As was stated earlier, the Normal category aircraft does not need to be tested beyond being controllable after one (1) turn or three (3) seconds whichever comes first. From that point on, you really cannot be certain if the plane will advance into a typical upright spin or a flat spin.
How to avoid a flat spin? Always carefully plan your aircraft weight and balance before each flight to avoid overloading or unusual CG’s that could contribute to all sorts of controllability issues. And, probably the best avoidance solution would be to get with a qualified instructor and a spin certified aircraft. Then go out and learn how to recognize (and recover from just in case) imminent stall/spins. It is also important to note that a large number of stall/spin accidents occur in the airport traffic pattern where you are low and slow making turns…..
Here’s some excellent Do’s and Don’ts from AOPA’s Aviation Safety Institute and their page on spins.
Do remember that since the majority of fatal stall/spin accidents occur at low altitudes, from which recovery is unlikely, prevention essential.
Do practice stalls or approaches to stalls at an appropriate and safe altitude and only when you are competent.

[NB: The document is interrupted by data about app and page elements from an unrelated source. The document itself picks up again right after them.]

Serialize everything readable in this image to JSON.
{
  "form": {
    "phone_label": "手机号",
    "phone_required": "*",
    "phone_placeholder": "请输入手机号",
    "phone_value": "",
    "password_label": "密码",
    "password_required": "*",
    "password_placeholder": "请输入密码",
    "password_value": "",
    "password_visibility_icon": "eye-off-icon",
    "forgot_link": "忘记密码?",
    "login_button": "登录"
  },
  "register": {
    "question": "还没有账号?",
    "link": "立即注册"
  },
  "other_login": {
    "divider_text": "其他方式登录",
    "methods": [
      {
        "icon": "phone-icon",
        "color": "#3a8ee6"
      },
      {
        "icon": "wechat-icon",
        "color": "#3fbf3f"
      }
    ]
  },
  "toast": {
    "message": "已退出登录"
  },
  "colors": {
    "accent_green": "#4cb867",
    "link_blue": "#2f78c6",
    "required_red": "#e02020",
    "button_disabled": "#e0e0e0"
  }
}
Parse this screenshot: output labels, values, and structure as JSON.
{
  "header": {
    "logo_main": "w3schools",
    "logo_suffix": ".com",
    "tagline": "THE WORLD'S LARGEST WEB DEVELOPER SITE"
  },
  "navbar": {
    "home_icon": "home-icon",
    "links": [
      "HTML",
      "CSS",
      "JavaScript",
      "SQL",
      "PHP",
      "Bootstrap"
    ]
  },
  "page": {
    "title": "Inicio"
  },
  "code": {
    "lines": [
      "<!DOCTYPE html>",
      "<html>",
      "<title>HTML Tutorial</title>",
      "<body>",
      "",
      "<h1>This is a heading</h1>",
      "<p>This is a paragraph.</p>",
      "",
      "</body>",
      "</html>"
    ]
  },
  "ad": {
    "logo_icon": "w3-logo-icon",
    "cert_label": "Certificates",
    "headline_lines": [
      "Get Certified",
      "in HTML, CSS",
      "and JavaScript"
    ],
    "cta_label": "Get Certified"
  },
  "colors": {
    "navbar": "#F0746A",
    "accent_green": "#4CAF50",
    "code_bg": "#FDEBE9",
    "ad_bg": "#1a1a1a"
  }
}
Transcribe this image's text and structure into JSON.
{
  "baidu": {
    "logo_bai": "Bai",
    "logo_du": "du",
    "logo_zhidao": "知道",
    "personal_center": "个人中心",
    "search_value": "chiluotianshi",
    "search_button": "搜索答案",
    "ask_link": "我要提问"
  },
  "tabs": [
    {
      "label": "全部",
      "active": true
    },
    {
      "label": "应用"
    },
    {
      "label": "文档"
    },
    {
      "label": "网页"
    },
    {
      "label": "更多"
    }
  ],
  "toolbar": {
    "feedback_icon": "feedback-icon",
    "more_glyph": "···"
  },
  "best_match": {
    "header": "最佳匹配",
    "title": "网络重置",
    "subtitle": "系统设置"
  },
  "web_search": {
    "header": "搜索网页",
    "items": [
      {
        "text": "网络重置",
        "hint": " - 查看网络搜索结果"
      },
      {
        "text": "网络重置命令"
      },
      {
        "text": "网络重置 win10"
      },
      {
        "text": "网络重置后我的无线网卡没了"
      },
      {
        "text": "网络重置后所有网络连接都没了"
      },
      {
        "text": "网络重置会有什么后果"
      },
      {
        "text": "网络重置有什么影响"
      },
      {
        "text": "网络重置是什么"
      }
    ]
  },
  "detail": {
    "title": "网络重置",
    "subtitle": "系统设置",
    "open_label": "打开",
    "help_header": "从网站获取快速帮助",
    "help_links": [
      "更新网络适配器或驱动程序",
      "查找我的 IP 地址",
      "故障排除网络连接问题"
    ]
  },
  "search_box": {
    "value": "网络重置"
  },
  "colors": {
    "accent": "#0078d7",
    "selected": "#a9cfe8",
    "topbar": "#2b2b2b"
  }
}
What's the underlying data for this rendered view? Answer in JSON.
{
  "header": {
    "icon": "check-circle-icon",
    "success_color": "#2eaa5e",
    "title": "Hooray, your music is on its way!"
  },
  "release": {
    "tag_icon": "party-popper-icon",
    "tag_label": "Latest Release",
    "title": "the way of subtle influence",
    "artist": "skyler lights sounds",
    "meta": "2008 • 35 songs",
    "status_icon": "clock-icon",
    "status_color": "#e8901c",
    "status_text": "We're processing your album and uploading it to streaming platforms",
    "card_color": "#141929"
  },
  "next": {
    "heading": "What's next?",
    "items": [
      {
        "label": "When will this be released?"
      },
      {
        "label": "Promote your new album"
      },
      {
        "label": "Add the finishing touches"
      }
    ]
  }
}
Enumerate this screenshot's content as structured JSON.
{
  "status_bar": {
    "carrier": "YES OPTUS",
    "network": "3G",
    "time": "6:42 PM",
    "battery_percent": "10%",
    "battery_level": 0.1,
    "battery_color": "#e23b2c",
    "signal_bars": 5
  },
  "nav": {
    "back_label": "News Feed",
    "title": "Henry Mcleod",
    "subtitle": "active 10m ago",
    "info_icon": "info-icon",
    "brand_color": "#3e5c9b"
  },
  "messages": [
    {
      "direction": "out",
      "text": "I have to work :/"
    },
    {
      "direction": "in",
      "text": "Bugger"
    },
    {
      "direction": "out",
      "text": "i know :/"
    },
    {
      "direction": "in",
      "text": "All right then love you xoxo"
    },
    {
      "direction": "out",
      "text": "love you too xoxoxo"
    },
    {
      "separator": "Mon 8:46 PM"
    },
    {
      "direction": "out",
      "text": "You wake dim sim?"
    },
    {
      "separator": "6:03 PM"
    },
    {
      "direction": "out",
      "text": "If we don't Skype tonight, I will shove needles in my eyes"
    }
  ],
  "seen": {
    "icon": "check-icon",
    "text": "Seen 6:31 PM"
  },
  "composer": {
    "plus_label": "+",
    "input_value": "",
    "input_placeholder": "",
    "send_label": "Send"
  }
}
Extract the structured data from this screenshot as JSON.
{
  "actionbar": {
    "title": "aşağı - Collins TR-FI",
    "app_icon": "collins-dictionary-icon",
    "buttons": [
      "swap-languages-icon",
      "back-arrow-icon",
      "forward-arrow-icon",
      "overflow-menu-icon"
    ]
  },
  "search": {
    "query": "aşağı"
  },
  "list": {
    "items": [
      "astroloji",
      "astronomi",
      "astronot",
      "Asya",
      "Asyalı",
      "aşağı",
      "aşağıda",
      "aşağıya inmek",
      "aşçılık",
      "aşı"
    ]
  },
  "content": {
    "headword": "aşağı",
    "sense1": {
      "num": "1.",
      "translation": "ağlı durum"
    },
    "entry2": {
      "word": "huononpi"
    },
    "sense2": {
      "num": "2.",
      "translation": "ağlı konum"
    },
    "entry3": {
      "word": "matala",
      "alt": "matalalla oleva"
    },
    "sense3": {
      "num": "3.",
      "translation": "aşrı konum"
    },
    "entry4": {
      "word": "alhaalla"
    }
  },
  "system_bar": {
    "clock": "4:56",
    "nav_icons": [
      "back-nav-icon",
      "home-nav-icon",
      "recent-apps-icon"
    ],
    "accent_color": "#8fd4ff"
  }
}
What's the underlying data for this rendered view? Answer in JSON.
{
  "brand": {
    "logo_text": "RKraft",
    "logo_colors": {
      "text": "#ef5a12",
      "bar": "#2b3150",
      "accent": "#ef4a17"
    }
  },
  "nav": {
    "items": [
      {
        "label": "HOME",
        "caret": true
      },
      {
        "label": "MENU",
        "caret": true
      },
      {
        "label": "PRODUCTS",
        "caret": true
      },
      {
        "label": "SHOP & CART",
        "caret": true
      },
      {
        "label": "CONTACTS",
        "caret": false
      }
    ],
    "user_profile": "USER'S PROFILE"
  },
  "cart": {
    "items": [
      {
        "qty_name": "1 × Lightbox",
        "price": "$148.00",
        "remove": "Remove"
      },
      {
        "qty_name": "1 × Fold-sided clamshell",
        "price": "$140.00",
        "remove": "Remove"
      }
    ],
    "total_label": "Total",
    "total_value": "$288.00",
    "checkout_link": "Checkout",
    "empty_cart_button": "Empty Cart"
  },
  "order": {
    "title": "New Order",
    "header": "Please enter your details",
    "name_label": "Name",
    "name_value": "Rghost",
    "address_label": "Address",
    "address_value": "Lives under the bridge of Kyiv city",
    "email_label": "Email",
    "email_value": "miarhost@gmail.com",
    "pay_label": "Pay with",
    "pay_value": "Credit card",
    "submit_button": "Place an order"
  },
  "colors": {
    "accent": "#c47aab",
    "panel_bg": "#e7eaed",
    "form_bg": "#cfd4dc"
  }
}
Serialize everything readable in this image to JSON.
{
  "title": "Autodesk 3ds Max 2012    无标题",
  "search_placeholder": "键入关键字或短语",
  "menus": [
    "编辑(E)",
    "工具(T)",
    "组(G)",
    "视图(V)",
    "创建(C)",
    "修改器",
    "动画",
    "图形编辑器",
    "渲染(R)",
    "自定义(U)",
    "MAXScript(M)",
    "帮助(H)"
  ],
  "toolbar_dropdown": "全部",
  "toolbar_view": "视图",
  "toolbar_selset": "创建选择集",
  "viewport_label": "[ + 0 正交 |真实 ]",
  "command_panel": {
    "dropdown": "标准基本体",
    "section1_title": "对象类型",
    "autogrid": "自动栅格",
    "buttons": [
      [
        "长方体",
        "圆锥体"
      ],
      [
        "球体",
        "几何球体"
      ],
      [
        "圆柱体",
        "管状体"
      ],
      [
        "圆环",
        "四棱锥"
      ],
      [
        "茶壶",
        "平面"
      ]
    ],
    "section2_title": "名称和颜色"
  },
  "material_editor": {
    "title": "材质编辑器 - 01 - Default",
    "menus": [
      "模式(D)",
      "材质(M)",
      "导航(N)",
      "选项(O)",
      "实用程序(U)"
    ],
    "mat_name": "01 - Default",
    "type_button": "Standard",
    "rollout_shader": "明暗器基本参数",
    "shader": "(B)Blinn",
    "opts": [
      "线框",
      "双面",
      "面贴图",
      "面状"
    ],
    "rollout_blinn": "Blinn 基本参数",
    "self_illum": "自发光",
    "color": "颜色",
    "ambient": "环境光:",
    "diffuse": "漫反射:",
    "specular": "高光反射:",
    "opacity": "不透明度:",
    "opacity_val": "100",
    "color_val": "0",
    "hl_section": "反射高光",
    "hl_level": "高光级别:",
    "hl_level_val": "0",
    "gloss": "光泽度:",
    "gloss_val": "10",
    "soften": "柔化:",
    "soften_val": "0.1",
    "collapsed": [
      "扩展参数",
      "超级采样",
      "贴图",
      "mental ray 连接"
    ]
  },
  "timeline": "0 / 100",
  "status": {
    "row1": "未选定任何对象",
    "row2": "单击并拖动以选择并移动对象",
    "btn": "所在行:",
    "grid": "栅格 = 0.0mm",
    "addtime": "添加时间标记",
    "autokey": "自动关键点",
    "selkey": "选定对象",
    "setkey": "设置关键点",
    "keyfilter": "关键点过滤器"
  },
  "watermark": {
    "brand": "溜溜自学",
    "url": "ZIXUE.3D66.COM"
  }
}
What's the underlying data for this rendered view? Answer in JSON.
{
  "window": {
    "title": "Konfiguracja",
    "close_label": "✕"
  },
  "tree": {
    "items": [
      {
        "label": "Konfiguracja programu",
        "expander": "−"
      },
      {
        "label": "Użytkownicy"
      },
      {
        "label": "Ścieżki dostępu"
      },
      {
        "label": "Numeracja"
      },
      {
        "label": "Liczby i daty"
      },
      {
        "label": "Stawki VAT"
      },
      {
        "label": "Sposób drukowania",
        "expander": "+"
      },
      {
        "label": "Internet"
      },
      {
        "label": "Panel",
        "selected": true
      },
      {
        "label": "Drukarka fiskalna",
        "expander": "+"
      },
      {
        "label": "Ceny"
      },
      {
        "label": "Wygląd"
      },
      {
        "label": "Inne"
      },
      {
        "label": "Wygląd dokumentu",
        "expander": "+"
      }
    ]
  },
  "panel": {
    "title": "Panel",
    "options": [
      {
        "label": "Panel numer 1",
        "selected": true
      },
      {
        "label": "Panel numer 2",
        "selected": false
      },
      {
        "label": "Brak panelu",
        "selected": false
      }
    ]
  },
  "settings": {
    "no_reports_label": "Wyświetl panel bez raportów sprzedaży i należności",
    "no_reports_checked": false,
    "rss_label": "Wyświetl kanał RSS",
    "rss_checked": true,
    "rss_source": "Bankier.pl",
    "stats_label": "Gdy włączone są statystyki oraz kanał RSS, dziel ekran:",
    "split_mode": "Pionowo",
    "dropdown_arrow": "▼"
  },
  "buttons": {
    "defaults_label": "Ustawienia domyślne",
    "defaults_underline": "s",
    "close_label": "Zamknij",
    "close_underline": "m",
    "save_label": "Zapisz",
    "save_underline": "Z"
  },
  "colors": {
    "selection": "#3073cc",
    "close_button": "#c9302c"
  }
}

If it’s been awhile, take an experienced CFI with you.
Do practice spins only with an instructor who is current and only in a properly maintained and approved aircraft. In some cases a parachute may be required.
Do fly at a safe altitude above the ground so that you won’t be surprised by terrain, wires, or towers that would require a quick pull up and a probable stall.
Do remember that turns, vertical (pull ups) or horizontal, load the wings and will increase the stall speed, sometimes dramatically.
Don’t explore the corners of the flight envelope close to the ground.
Don’t exceed 30 degrees of bank in the traffic pattern.
Don’t follow another aircraft in the pattern too closely. If you cannot maintain a safe airspeed (safe AOA) – go around.
Don’t buzz or otherwise show off with any aircraft. You don’t need to – as a pilot you belong to a special group – less than one third of one percent of the U.S. adult population is certificated to fly.